Q:  You described the actions of a sniper in such a realistic way.  How did you come to learn about this job and have you ever shot a rifle?

A:  I’ve done some shooting, though not regularly. I do own a Mosin-Nagant rifle with PE sights, which is what Mila did most of her shooting with on the front lines–fortunately for me, millions were made in the forties, and they’re still pretty easy to obtain! And her memoir is very specific about shooting details, for which I gave great thanks. 

Q:  What was the strangest/most interesting thing you did in the name of research for this book?

A:  Plot a sniper duel on Google Earth. I had to; it was deep in the 2020 lockdown with no vaccines in sight, and there was no way I could travel to Washington DC to walk the ground myself and see what it looked like.

Q:  Can you tell us more about the beginning of the chapters where you include snippets of “my memoir” and “my memoir the unofficial version”?

A:  As helpful as Mila’s memoir was, it’s still a document which the Soviet propaganda officers censored–cutting some things out (you’d better believe there’s no mention of how the Red Army officers shot their own soldiers for any sign of retreating) or putting some things in (a meeting with Stalin that probably didn’t happen, given that none of the writings of Mila’s contemporaries mention it). So I wanted to make it as clear as I could in THE DIAMOND EYE that Mila’s memoir, though it is a historic document, does not always tell the whole story.

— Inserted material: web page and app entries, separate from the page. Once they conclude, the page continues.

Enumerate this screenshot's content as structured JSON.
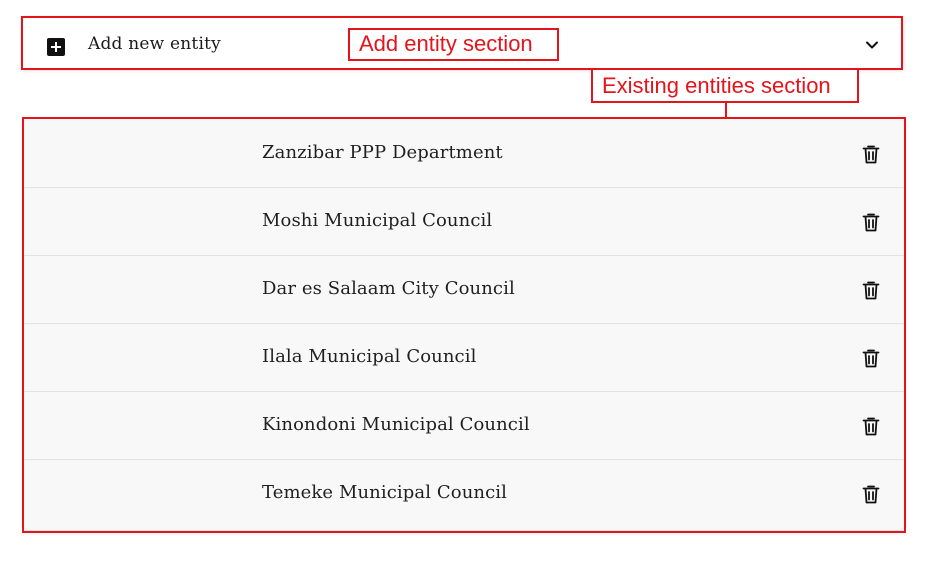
{
  "add_section": {
    "label": "Add new entity",
    "plus_icon": "plus-square-icon",
    "expand_icon": "chevron-down-icon"
  },
  "annotations": {
    "add_section": "Add entity section",
    "existing_section": "Existing entities section",
    "color": "#e4141b"
  },
  "entities": [
    {
      "name": "Zanzibar PPP Department",
      "action_icon": "trash-icon"
    },
    {
      "name": "Moshi Municipal Council",
      "action_icon": "trash-icon"
    },
    {
      "name": "Dar es Salaam City Council",
      "action_icon": "trash-icon"
    },
    {
      "name": "Ilala Municipal Council",
      "action_icon": "trash-icon"
    },
    {
      "name": "Kinondoni Municipal Council",
      "action_icon": "trash-icon"
    },
    {
      "name": "Temeke Municipal Council",
      "action_icon": "trash-icon"
    }
  ]
}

Q:  The release of this book is so timely as it allows the reader to picture what went on in the book and then imagine how it may be similar to the war in the Ukraine today.  I heard there is a modern day female sniper who has been compared to Lady Death; can you tell us about her?

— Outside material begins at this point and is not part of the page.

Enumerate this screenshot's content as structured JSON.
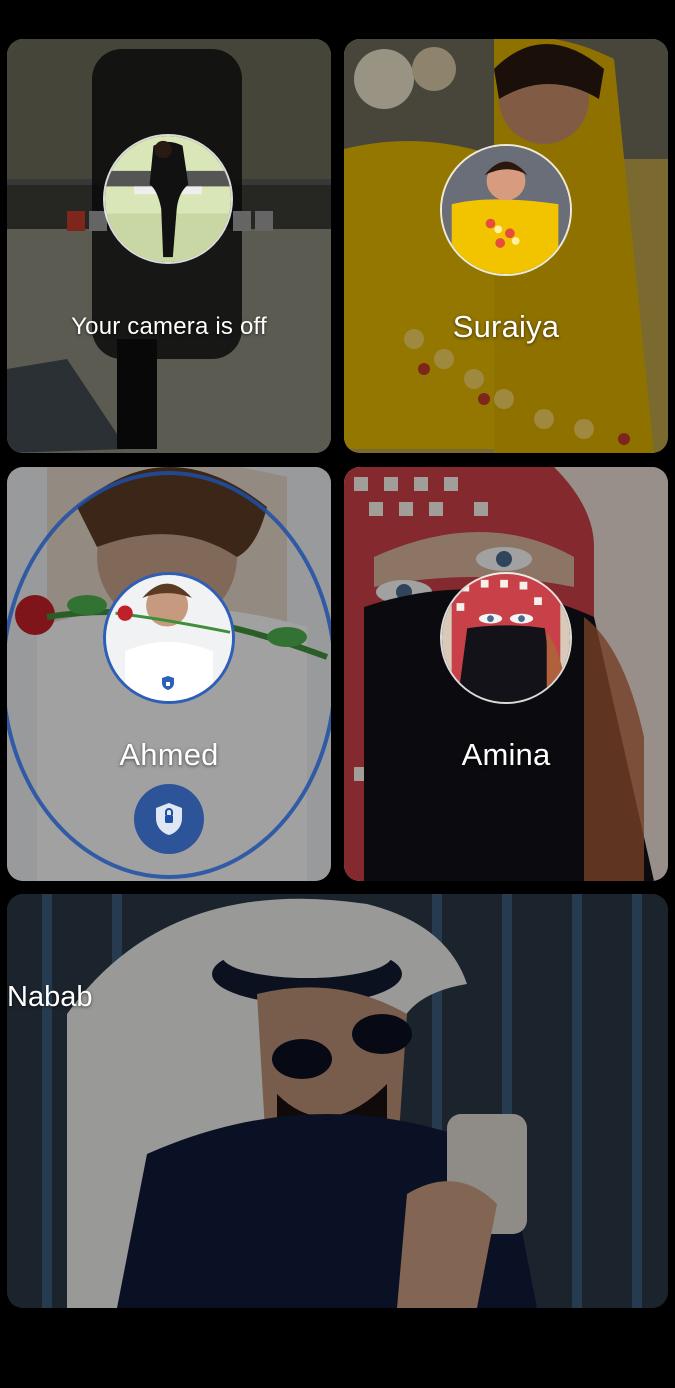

A:  The only thing I know about her is that she has the nickname “Charcoal”, that all her photos show her with her face mostly obscured for security reasons, and that her eyes are FIERCE. She supposedly said “The Nazis were not as vile as these orcs…personally, I will stand to the last.” Somewhere, Mila Pavlichenko is nodding in approval.

Q:  What is your next project?

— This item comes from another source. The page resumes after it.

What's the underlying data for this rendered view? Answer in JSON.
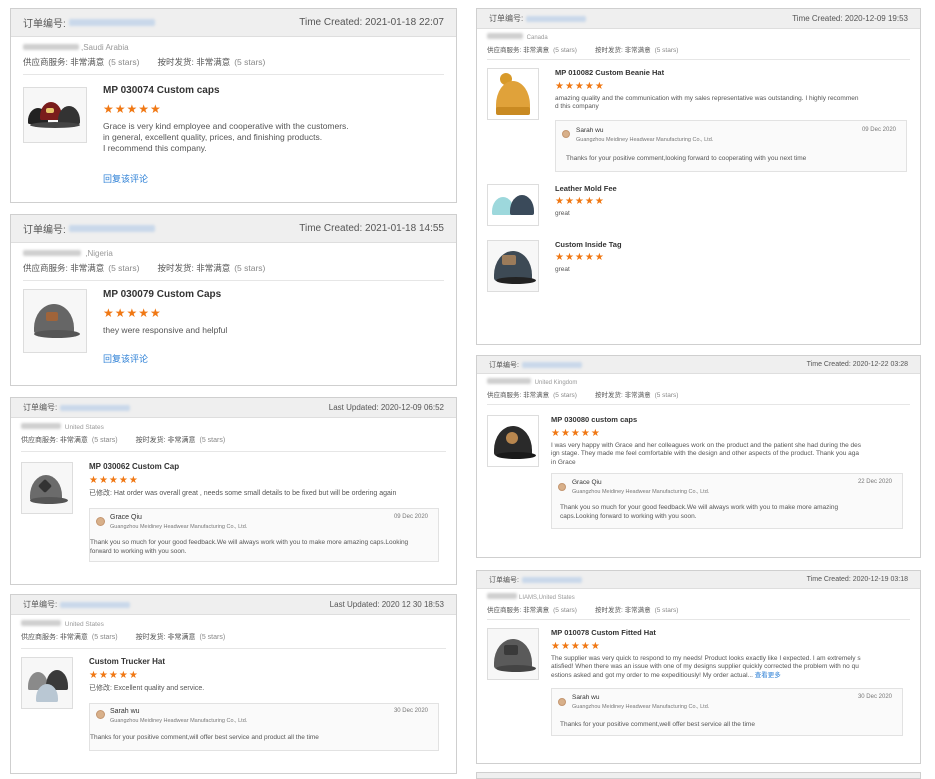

A:  THE BRIAR CLUB, which takes place in an all-female boarding house in Washington DC during the fifties–so we’re talking the Red Scare, McCarthyism, the Cold War, all that gritty territory to explore. I’m really enjoying it!

Q:  Who would you cast in The Diamond Eye movie?

A:  Mila has to be played by Mila Kunis–c’mon, she’s Ukrainian by birth, speaks Russian, is a brown-eyed little brunette like Lady Death. It’s fate! For Kostia, Ben Barnes–dark and quiet and very intense. For Lyonya, maybe Nikolaj Coster-Waldau–golden and smiling but still formidable. For Alexei, Alexander Skarsgard–handsome and charming but scary. For the Marksman, Barry Pepper (a tribute to the sniper he played in “Saving Private Ryan.”) And for Eleanor Roosevelt, why not Gillian Anderson since she just played Eleanor in the miniseries “The First Lady”?

Q:  What have you read lately that you recommend?

A:  Dolen Perkins-Valdez’s TAKE MY HAND. MOTHER DAUGHTER TRAITOR SPY by Susan Elia MacNeal. Jeannie Lin’s RED BLOSSOM IN SNOW. All wonderful!

Kate Quinn

About the Author:

Kate Quinn is the New York Times and USA Today bestselling author of historical fiction. A native of southern California, she attended Boston University where she earned a Bachelor’s and Master’s degree in Classical Voice. She has written four novels in the Empress of Rome Saga, and two books in the Italian Renaissance, before turning to the 20th century with “The Alice Network”, “The Huntress,” “The Rose Code,” and “The Diamond Eye.” All have been translated into multiple languages. Kate and her husband now live in San Diego with three rescue dogs.

Book Nation Book Club

2 comments

Leave a Reply

This site uses Akismet to reduce spam. Learn how your comment data is processed.